From the great exodus out of Facebook to fully realized Arrested Development jokes, the idea of anti-social networks has been slowly gaining public traction. People feel overconnected to mere acquaintances and besotted with updates from true friends.
Rando, a simple photo-sharing app, focuses instead on random strangers. The premise is simple: Take a picture, upload it, and Rando will send it to some other user whose name you’ll never know. No connections, no followers—just the exchange of photos for the sheer fun of it. The system also thrives on generosity: You don’t get a Rando until you send one out yourself.

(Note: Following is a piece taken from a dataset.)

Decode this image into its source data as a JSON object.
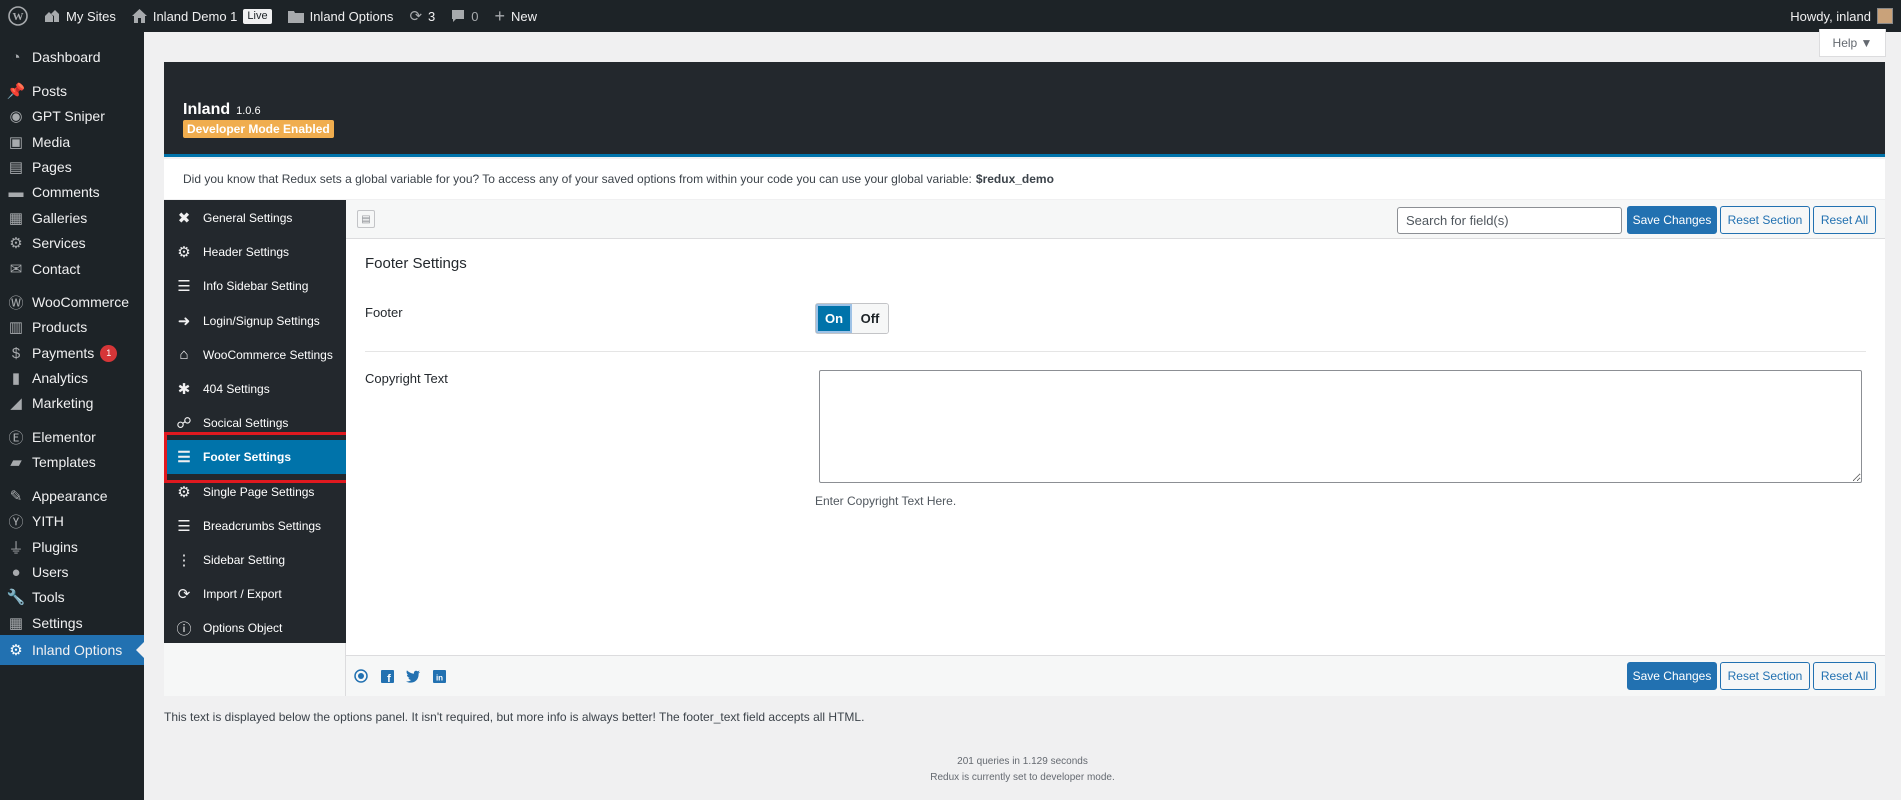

Rando’s terms of service alerted me to the potential, if not inevitable, downside of anonymous photo-swapping. The app is only for those aged 18 and older—users aged 14 to 17 must be authorized by a parent or guardian—and it wipes its hands clean in regards to the quality of the content: “We are not responsible for the taste, decency or accuracy of any Images.”
Reading between the lines, Rando has the potential to be a photo version of Chatroullette, where users send gross groin shots to unsuspecting victims.
Of course, Rando reserves the right to yank a photo (or an account) if it’s flagged by other users, but that takes time and effort. And it’s a sleazy world out there.
Thankfully, I’m pleased to report my first few hours with the app did not did not result in a nonstop torrent of nude or otherwise offensive photos.
The single data point conveyed in the photo sharing—you don’t get an image from the same person you sent one to, but rather a third party—is location. “We will tell the recipient of your Image your geographical position by GPS,” the terms state, “but only down to the level of country and city or town.”
This turns out to be an enormously fun aspect of the software. I quickly opened the intuitive camera element, which constricts your view to a circle, and snapped a shot through my open window. A little prosaic, perhaps, but I uploaded it, eager to get another Rando from elsewhere on the globe for my efforts.
Soon enough, I got a surprising result: a photo of what looked like some handmade dolls in festive, possibly Mexican apparel. The lack of any caption or explanatory text made the image a charming puzzle—though I was a bit disappointed that it came from New York, N.Y., where I live myself. On the one hand, it’s cool to know that I could pass this user on the sidewalk without either of us knowing it, but I wanted an exotic dispatch.
I had more luck the second time around with a photo of Monster, one of my dogs. A push notification alerted me that she was delivered to someone in Moscow, Russia. That was pretty sweet, and I felt confident my Russian non-friend would find Monster as adorable as I do.
Not long after, another image reached me, sent from a German town on the southern border of the country, as the GPS showed. The picture itself showed an older, presumably German woman on the phone in a room with religious decorations. I got the sense it was the user’s mother, or grandmother.
Again, the mystery had me wanting to up my game, so for the next move, I sent out a close-up detail of an Edward Hopper painting that hangs in my hall. Maybe whoever received it would be able to deduce the context. For my efforts I got a photo of a wristwatch on an hirsute arm, from just outside Mumbai, India.
Rando has the capacity to remind you of the oneness of the planet and all you share in common with other people—without ever having to meet them. It’s subtly addictive, and I expect to use it a lot more.
Photo by Miles Klee